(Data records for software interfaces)
⟨
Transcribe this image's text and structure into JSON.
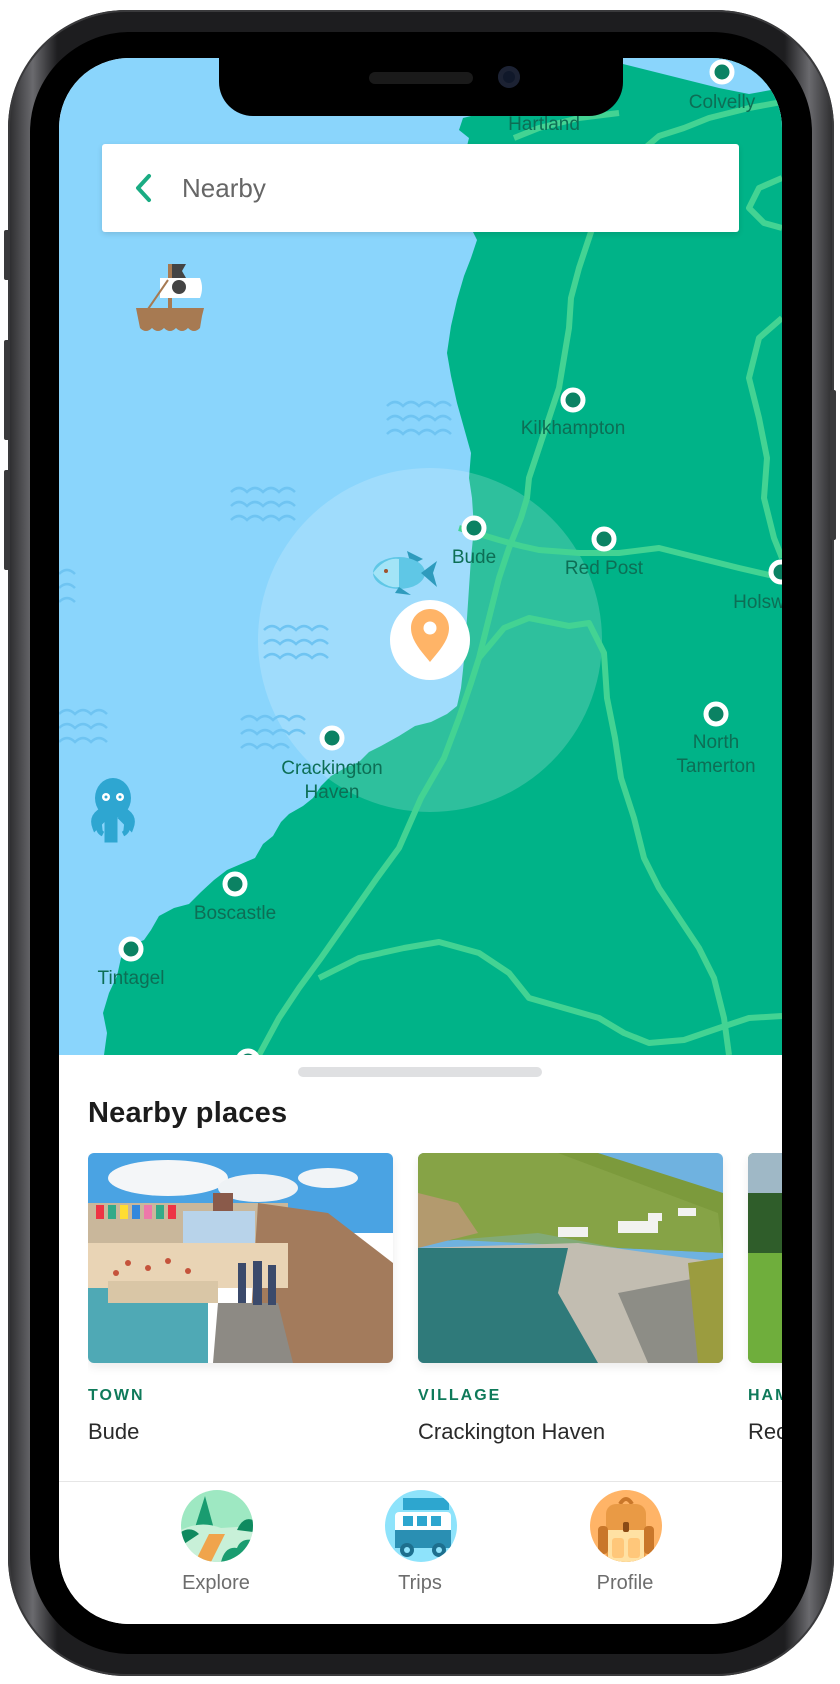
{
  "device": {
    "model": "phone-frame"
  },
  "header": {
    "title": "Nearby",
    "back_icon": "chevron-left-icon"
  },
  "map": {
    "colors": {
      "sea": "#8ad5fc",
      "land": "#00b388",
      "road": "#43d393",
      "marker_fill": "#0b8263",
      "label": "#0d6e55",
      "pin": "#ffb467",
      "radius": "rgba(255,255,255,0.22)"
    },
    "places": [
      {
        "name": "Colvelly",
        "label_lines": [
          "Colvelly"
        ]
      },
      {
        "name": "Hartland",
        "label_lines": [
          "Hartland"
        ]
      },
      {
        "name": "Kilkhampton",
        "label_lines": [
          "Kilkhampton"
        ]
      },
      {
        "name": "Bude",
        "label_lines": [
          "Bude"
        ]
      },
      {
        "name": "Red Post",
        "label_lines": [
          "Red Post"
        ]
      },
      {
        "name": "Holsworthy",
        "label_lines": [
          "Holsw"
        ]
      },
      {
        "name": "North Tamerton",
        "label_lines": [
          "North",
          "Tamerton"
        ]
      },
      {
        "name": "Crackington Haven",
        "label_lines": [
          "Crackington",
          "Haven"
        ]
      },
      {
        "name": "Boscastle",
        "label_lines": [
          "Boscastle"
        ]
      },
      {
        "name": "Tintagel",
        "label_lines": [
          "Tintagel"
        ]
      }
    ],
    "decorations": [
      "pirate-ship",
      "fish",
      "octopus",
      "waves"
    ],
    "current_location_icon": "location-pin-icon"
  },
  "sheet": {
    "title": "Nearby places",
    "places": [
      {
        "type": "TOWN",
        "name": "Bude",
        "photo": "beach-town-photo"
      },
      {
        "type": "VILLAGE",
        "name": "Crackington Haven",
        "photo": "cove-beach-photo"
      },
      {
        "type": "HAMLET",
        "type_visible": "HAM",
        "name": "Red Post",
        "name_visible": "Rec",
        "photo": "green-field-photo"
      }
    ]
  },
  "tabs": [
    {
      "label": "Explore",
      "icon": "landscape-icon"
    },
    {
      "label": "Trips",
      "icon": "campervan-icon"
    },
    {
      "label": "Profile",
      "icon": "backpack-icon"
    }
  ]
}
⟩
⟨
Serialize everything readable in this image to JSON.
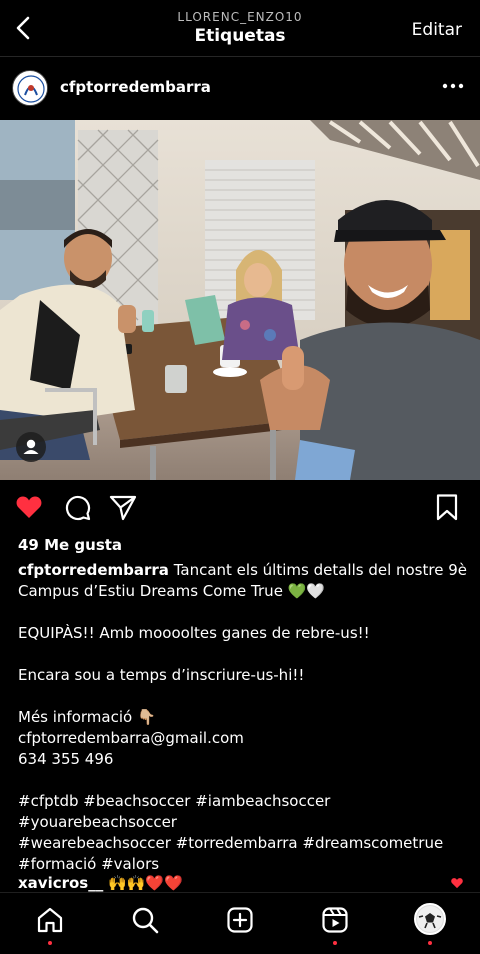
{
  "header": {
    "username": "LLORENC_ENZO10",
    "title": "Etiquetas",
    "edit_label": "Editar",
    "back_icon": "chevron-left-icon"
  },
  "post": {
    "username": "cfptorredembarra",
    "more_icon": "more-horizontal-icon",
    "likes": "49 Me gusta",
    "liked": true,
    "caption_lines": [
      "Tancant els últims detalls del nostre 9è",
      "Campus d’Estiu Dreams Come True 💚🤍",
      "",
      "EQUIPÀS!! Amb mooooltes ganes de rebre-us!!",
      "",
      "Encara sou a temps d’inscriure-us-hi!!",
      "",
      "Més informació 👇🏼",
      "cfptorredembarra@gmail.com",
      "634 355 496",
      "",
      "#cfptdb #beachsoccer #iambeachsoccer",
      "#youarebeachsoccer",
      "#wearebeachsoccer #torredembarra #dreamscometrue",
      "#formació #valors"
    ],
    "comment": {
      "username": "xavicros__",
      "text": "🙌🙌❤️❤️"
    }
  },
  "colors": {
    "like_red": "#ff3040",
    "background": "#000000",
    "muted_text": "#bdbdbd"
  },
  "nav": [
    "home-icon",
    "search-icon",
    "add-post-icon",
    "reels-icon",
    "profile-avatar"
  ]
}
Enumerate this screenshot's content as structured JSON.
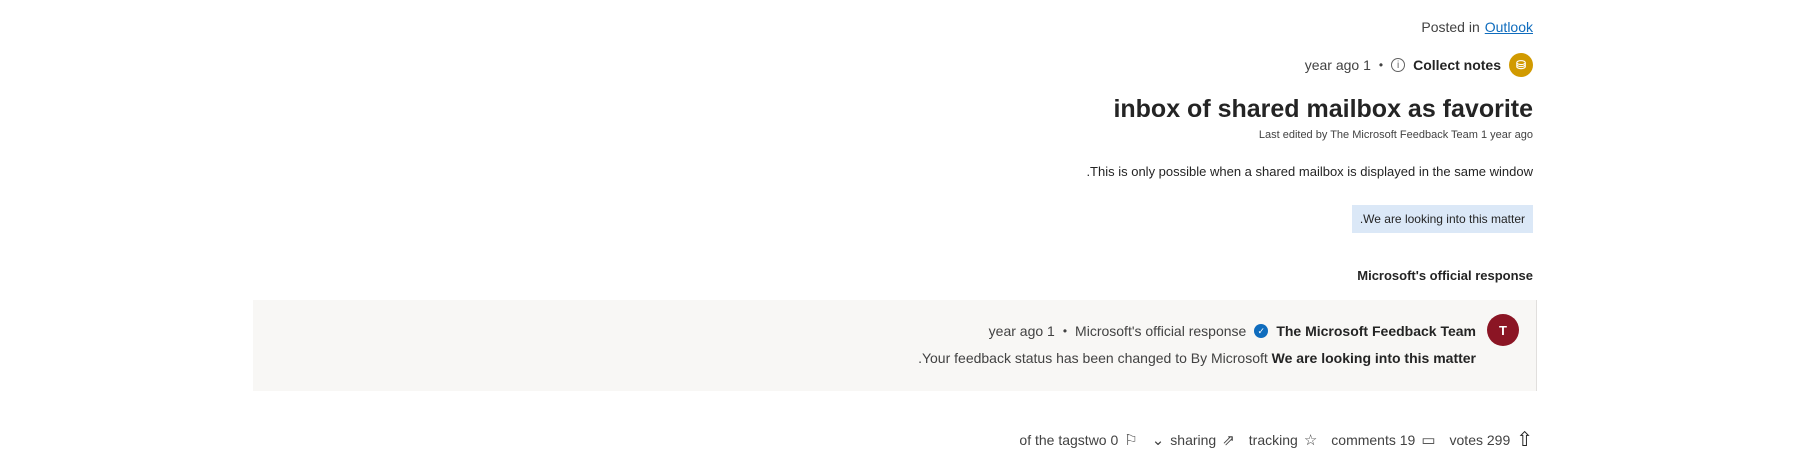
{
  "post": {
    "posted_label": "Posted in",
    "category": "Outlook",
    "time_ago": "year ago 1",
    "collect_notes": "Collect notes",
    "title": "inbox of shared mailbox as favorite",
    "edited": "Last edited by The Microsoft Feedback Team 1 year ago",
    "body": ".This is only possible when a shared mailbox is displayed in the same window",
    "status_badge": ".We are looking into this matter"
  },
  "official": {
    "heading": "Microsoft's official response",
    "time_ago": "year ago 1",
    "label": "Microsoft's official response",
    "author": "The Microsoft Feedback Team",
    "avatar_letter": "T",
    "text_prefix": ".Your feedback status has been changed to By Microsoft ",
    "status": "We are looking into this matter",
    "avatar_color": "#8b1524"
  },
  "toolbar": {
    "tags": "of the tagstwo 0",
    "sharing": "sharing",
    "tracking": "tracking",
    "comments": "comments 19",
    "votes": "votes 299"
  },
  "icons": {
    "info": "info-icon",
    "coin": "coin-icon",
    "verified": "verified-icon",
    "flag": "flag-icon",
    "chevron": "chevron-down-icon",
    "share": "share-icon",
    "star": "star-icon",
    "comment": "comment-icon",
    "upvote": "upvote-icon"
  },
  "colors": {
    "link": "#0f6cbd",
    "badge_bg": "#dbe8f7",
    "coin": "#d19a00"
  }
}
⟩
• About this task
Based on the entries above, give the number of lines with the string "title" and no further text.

• Response area
4